Mixing of powders into liquids should be relatively easy. You pour powder onto the liquid's surface and then mix it in. However, this mixing can be very troublesome in production. This paper examines the various factors involved with mixing powders into liquids and how to avoid potential problems.
As the security threat landscape continues to evolve, so must your response. With increasing numbers of attempted intrusions, cautionary tales of security breaches and the potential for resulting damages at your site, application whitelisting can be an important addition to your security arsenal.
By understanding the key functions and architecture of a process-oriented, formula based ERP application, you will have a better foundation for choosing a solution that best suits your company and type of manufacturing.
This practical guide and checklist ties the unique operations of chemical manufacturers to specific ERP functionality and architecture. Topics include:
Variability and Quality
Product Accountability and Costing
Don't settle for a "one size fits all" ERP solution. With the "right fit" ERP solution, you will be able to streamline operations, reduce costs and scale production, while complying with federal regulations -- all with minimum customization.
20-page Sight Glass Application Handbook is a convenient reference for experienced engineers and a great primer for those new to sight glass selection.

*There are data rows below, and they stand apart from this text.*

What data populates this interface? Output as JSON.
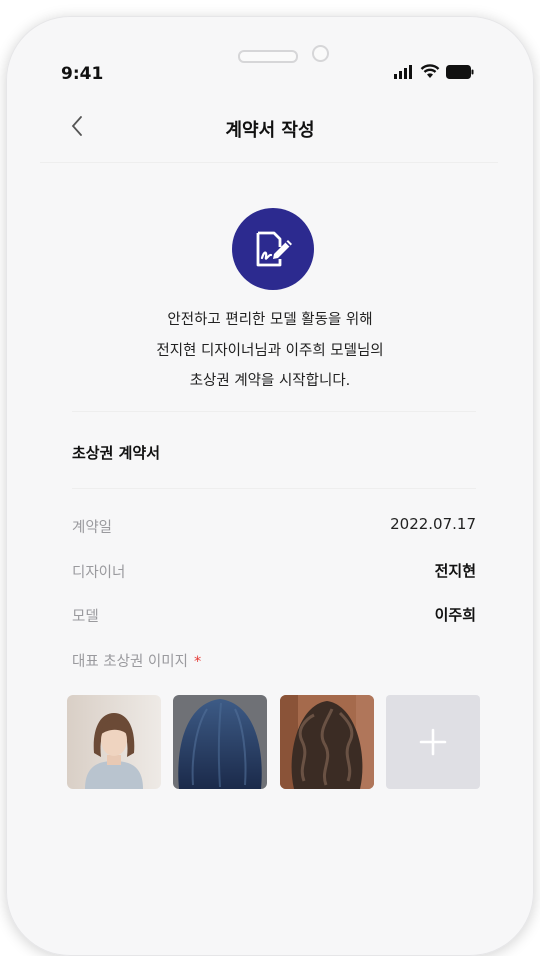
{
  "status": {
    "time": "9:41"
  },
  "header": {
    "title": "계약서 작성"
  },
  "intro": {
    "line1": "안전하고 편리한 모델 활동을 위해",
    "line2": "전지현 디자이너님과 이주희 모델님의",
    "line3": "초상권 계약을 시작합니다."
  },
  "contract": {
    "section_title": "초상권 계약서",
    "rows": [
      {
        "label": "계약일",
        "value": "2022.07.17"
      },
      {
        "label": "디자이너",
        "value": "전지현"
      },
      {
        "label": "모델",
        "value": "이주희"
      }
    ],
    "images_label": "대표 초상권 이미지",
    "required_mark": "*",
    "add_symbol": "+"
  },
  "colors": {
    "accent": "#2c2a8f",
    "required": "#e53935",
    "add_tile": "#dfdfe4"
  },
  "icons": [
    "back-chevron-icon",
    "signal-icon",
    "wifi-icon",
    "battery-icon",
    "contract-sign-icon",
    "plus-icon"
  ]
}
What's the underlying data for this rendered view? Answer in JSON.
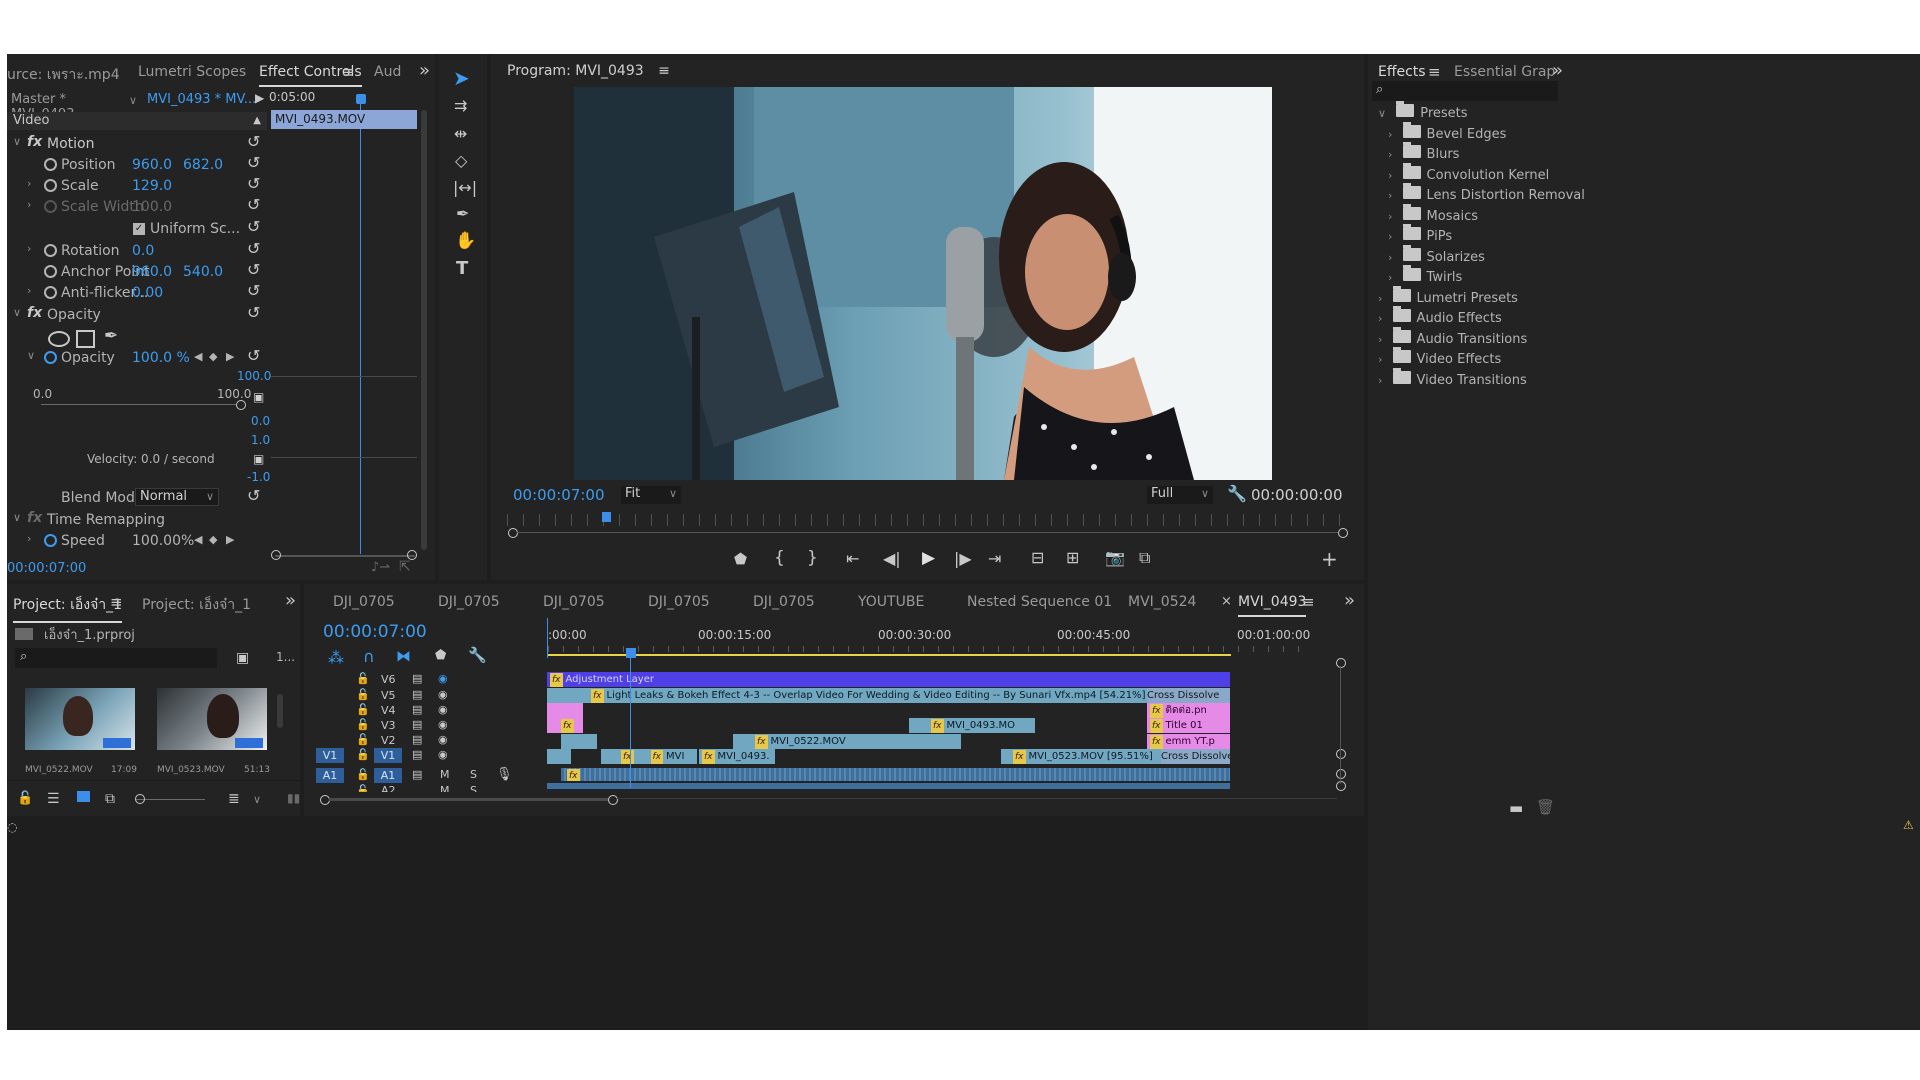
{
  "source_panel": {
    "tabs": [
      "urce: เพราะ.mp4",
      "Lumetri Scopes",
      "Effect Controls",
      "Aud"
    ],
    "active_tab": "Effect Controls",
    "master_label": "Master * MVI_0493...",
    "clip_label": "MVI_0493 * MV...",
    "timecode_header": "0:05:00",
    "clip_bar": "MVI_0493.MOV",
    "section_video": "Video",
    "motion": "Motion",
    "position_label": "Position",
    "position_x": "960.0",
    "position_y": "682.0",
    "scale_label": "Scale",
    "scale_value": "129.0",
    "scale_width_label": "Scale Width",
    "scale_width_value": "100.0",
    "uniform_scale": "Uniform Sc...",
    "rotation_label": "Rotation",
    "rotation_value": "0.0",
    "anchor_label": "Anchor Point",
    "anchor_x": "960.0",
    "anchor_y": "540.0",
    "antiflicker_label": "Anti-flicker...",
    "antiflicker_value": "0.00",
    "opacity_section": "Opacity",
    "opacity_label": "Opacity",
    "opacity_value": "100.0 %",
    "graph_top": "100.0",
    "slider_min": "0.0",
    "slider_max": "100.0",
    "graph_zero": "0.0",
    "velocity_top": "1.0",
    "velocity_label": "Velocity: 0.0 / second",
    "velocity_bottom": "-1.0",
    "blend_label": "Blend Mode",
    "blend_value": "Normal",
    "time_remap": "Time Remapping",
    "speed_label": "Speed",
    "speed_value": "100.00%",
    "current_time": "00:00:07:00"
  },
  "program_monitor": {
    "title": "Program: MVI_0493",
    "timecode": "00:00:07:00",
    "fit": "Fit",
    "quality": "Full",
    "duration": "00:00:00:00"
  },
  "effects_panel": {
    "tabs": [
      "Effects",
      "Essential Grap"
    ],
    "tree": [
      {
        "label": "Presets",
        "level": 0,
        "open": true
      },
      {
        "label": "Bevel Edges",
        "level": 1
      },
      {
        "label": "Blurs",
        "level": 1
      },
      {
        "label": "Convolution Kernel",
        "level": 1
      },
      {
        "label": "Lens Distortion Removal",
        "level": 1
      },
      {
        "label": "Mosaics",
        "level": 1
      },
      {
        "label": "PiPs",
        "level": 1
      },
      {
        "label": "Solarizes",
        "level": 1
      },
      {
        "label": "Twirls",
        "level": 1
      },
      {
        "label": "Lumetri Presets",
        "level": 0
      },
      {
        "label": "Audio Effects",
        "level": 0
      },
      {
        "label": "Audio Transitions",
        "level": 0
      },
      {
        "label": "Video Effects",
        "level": 0
      },
      {
        "label": "Video Transitions",
        "level": 0
      }
    ]
  },
  "project_panel": {
    "tabs": [
      "Project: เอ็งจ๋า_1",
      "Project: เอ็งจ๋า_1"
    ],
    "file": "เอ็งจ๋า_1.prproj",
    "count": "1...",
    "thumbs": [
      {
        "name": "MVI_0522.MOV",
        "duration": "17:09"
      },
      {
        "name": "MVI_0523.MOV",
        "duration": "51:13"
      }
    ]
  },
  "timeline": {
    "tabs": [
      "DJI_0705",
      "DJI_0705",
      "DJI_0705",
      "DJI_0705",
      "DJI_0705",
      "YOUTUBE",
      "Nested Sequence 01",
      "MVI_0524",
      "MVI_0493"
    ],
    "active_tab": "MVI_0493",
    "timecode": "00:00:07:00",
    "ruler": [
      ":00:00",
      "00:00:15:00",
      "00:00:30:00",
      "00:00:45:00",
      "00:01:00:00"
    ],
    "tracks": [
      "V6",
      "V5",
      "V4",
      "V3",
      "V2",
      "V1",
      "A1",
      "A2"
    ],
    "clips": {
      "v6": "Adjustment Layer",
      "v5": "Light Leaks & Bokeh Effect 4-3 -- Overlap Video For Wedding & Video Editing -- By Sunari Vfx.mp4 [54.21%]",
      "v5_end": "Cross Dissolve",
      "v4_end": "ติดต่อ.pn",
      "v3_mid": "MVI_0493.MO",
      "v3_end": "Title 01",
      "v2_mid": "MVI_0522.MOV",
      "v2_end": "emm YT.p",
      "v1_a": "MVI",
      "v1_b": "MVI_0493.",
      "v1_c": "MVI_0523.MOV [95.51%]",
      "v1_end": "Cross Dissolve"
    }
  }
}
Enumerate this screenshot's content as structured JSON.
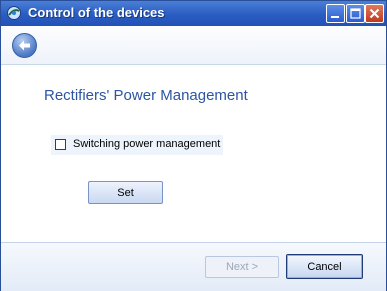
{
  "window": {
    "title": "Control of the devices"
  },
  "page": {
    "heading": "Rectifiers' Power Management"
  },
  "options": {
    "switching_label": "Switching power management",
    "switching_checked": false
  },
  "actions": {
    "set_label": "Set",
    "next_label": "Next >",
    "cancel_label": "Cancel"
  },
  "colors": {
    "titlebar": "#2a5cc2",
    "heading": "#2c55a2"
  }
}
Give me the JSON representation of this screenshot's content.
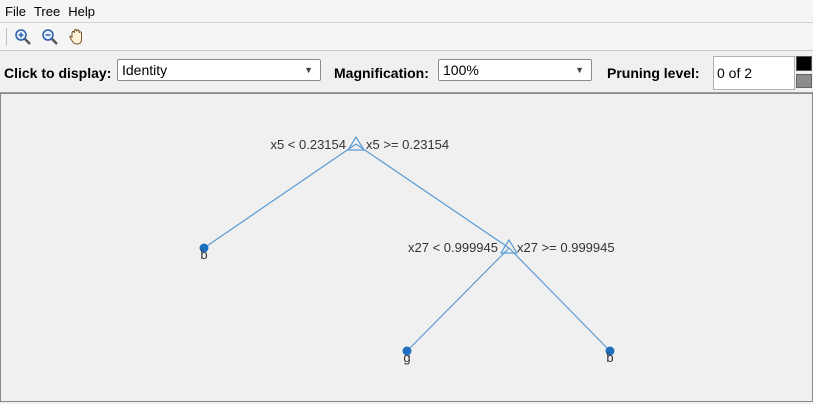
{
  "menu": {
    "items": [
      "File",
      "Tree",
      "Help"
    ]
  },
  "toolbar": {
    "buttons": [
      "zoom-in-icon",
      "zoom-out-icon",
      "pan-hand-icon"
    ]
  },
  "controls": {
    "display_label": "Click to display:",
    "display_value": "Identity",
    "magnification_label": "Magnification:",
    "magnification_value": "100%",
    "pruning_label": "Pruning level:",
    "pruning_value": "0 of 2"
  },
  "tree": {
    "root": {
      "left_rule": "x5 < 0.23154",
      "right_rule": "x5 >= 0.23154"
    },
    "node2": {
      "left_rule": "x27 < 0.999945",
      "right_rule": "x27 >= 0.999945"
    },
    "leaves": [
      "b",
      "g",
      "b"
    ],
    "colors": {
      "line": "#5b9bd5",
      "leaf": "#1f6fc0"
    }
  }
}
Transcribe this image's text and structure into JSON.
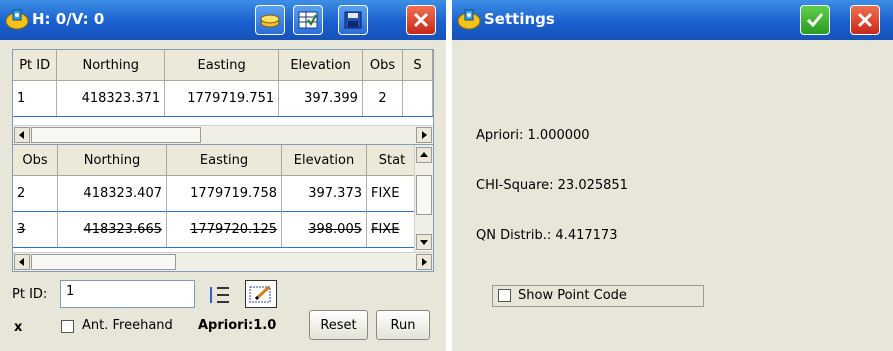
{
  "left_window": {
    "title": "H: 0/V: 0",
    "toolbar": {
      "icons": [
        "coins-icon",
        "table-check-icon",
        "floppy-disk-icon",
        "close-icon"
      ]
    },
    "top_table": {
      "headers": [
        "Pt ID",
        "Northing",
        "Easting",
        "Elevation",
        "Obs",
        "S"
      ],
      "rows": [
        {
          "pt_id": "1",
          "northing": "418323.371",
          "easting": "1779719.751",
          "elevation": "397.399",
          "obs": "2"
        }
      ]
    },
    "bottom_table": {
      "headers": [
        "Obs",
        "Northing",
        "Easting",
        "Elevation",
        "Stat"
      ],
      "rows": [
        {
          "obs": "2",
          "northing": "418323.407",
          "easting": "1779719.758",
          "elevation": "397.373",
          "stat": "FIXE"
        },
        {
          "obs": "3",
          "northing": "418323.665",
          "easting": "1779720.125",
          "elevation": "398.005",
          "stat": "FIXE"
        }
      ]
    },
    "pt_id_label": "Pt ID:",
    "pt_id_value": "1",
    "x_label": "x",
    "ant_freehand_label": "Ant. Freehand",
    "apriori_text": "Apriori:1.0",
    "reset_label": "Reset",
    "run_label": "Run"
  },
  "right_window": {
    "title": "Settings",
    "apriori": "Apriori: 1.000000",
    "chi_square": "CHI-Square: 23.025851",
    "qn_distrib": "QN Distrib.: 4.417173",
    "show_point_code": "Show Point Code"
  },
  "colors": {
    "titlebar": "#1a5fcf",
    "panel_bg": "#e8e6d8",
    "close_red": "#d83820",
    "ok_green": "#2fa82a",
    "selection_line": "#3070d8"
  }
}
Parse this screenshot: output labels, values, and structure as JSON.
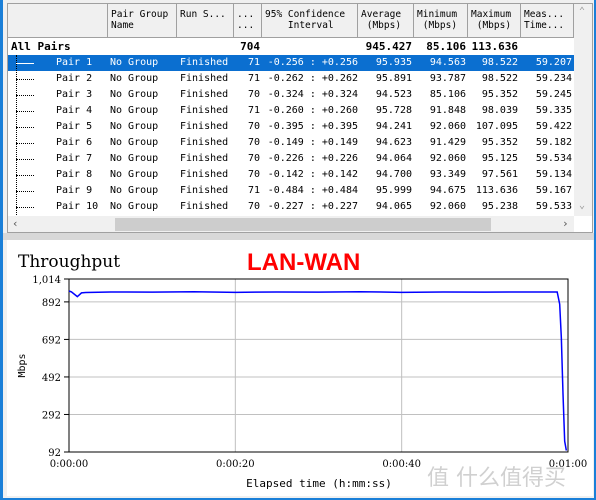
{
  "table": {
    "columns": [
      "",
      "Pair Group\nName",
      "Run S...",
      "...\n...",
      "95% Confidence\n    Interval",
      "Average\n (Mbps)",
      "Minimum\n (Mbps)",
      "Maximum\n (Mbps)",
      "Meas...\nTime..."
    ],
    "summary": {
      "label": "All Pairs",
      "count": "704",
      "average": "945.427",
      "minimum": "85.106",
      "maximum": "113.636"
    },
    "rows": [
      {
        "pair": "Pair 1",
        "group": "No Group",
        "status": "Finished",
        "n": "71",
        "ci": "-0.256 : +0.256",
        "avg": "95.935",
        "min": "94.563",
        "max": "98.522",
        "time": "59.207",
        "selected": true
      },
      {
        "pair": "Pair 2",
        "group": "No Group",
        "status": "Finished",
        "n": "71",
        "ci": "-0.262 : +0.262",
        "avg": "95.891",
        "min": "93.787",
        "max": "98.522",
        "time": "59.234"
      },
      {
        "pair": "Pair 3",
        "group": "No Group",
        "status": "Finished",
        "n": "70",
        "ci": "-0.324 : +0.324",
        "avg": "94.523",
        "min": "85.106",
        "max": "95.352",
        "time": "59.245"
      },
      {
        "pair": "Pair 4",
        "group": "No Group",
        "status": "Finished",
        "n": "71",
        "ci": "-0.260 : +0.260",
        "avg": "95.728",
        "min": "91.848",
        "max": "98.039",
        "time": "59.335"
      },
      {
        "pair": "Pair 5",
        "group": "No Group",
        "status": "Finished",
        "n": "70",
        "ci": "-0.395 : +0.395",
        "avg": "94.241",
        "min": "92.060",
        "max": "107.095",
        "time": "59.422"
      },
      {
        "pair": "Pair 6",
        "group": "No Group",
        "status": "Finished",
        "n": "70",
        "ci": "-0.149 : +0.149",
        "avg": "94.623",
        "min": "91.429",
        "max": "95.352",
        "time": "59.182"
      },
      {
        "pair": "Pair 7",
        "group": "No Group",
        "status": "Finished",
        "n": "70",
        "ci": "-0.226 : +0.226",
        "avg": "94.064",
        "min": "92.060",
        "max": "95.125",
        "time": "59.534"
      },
      {
        "pair": "Pair 8",
        "group": "No Group",
        "status": "Finished",
        "n": "70",
        "ci": "-0.142 : +0.142",
        "avg": "94.700",
        "min": "93.349",
        "max": "97.561",
        "time": "59.134"
      },
      {
        "pair": "Pair 9",
        "group": "No Group",
        "status": "Finished",
        "n": "71",
        "ci": "-0.484 : +0.484",
        "avg": "95.999",
        "min": "94.675",
        "max": "113.636",
        "time": "59.167"
      },
      {
        "pair": "Pair 10",
        "group": "No Group",
        "status": "Finished",
        "n": "70",
        "ci": "-0.227 : +0.227",
        "avg": "94.065",
        "min": "92.060",
        "max": "95.238",
        "time": "59.533"
      }
    ]
  },
  "chart_data": {
    "type": "line",
    "title": "Throughput",
    "annotation": "LAN-WAN",
    "annotation_color": "#ff0000",
    "line_color": "#0000ff",
    "xlabel": "Elapsed time (h:mm:ss)",
    "ylabel": "Mbps",
    "xticks": [
      "0:00:00",
      "0:00:20",
      "0:00:40",
      "0:01:00"
    ],
    "xlim": [
      0,
      60
    ],
    "yticks": [
      "1,014",
      "892",
      "692",
      "492",
      "292",
      "92"
    ],
    "ylim": [
      92,
      1014
    ],
    "grid": true,
    "series": [
      {
        "x": [
          0,
          0.3,
          1,
          1.5,
          2,
          5,
          10,
          15,
          20,
          25,
          30,
          35,
          40,
          45,
          50,
          55,
          58.7,
          59,
          59.2,
          59.4,
          59.6,
          59.8
        ],
        "y": [
          950,
          945,
          920,
          940,
          942,
          945,
          944,
          946,
          943,
          945,
          944,
          946,
          943,
          945,
          944,
          945,
          945,
          880,
          700,
          400,
          150,
          100
        ]
      }
    ]
  },
  "watermark": "值 什么值得买"
}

It offers a full overview of sight glasses for chemical processes, including types of glass, construction, lighting, installation and maintenance.
Support for off spec materials, formula management, changeovers, parallel operations, lot trace and trace, unlimited unit of measure conversions, is key.
There are a host of enterprise resource planning (ERP) and supply chain management applications available to chemical manufacturersthe challenge is selecting the right one that offers a baseline product with industry-specific functionality. Many ERP applications available today are not industry-specific enough for chemical manufacturers and require major modifications, or, one must select from an industry template that may or may not fit specific needs.
There is also the chance that the software provider may not exist in two to three years (e.g., it may be acquired and the products future may become unknown), or the provider may not be financially secure, adding long-term risk.
This paper describes how to select a transmitter based on best practices instead of the "surge-plus-10%" rule. It presents methodologies and tools to minimize unnecessary energy cost without increasing safety risk.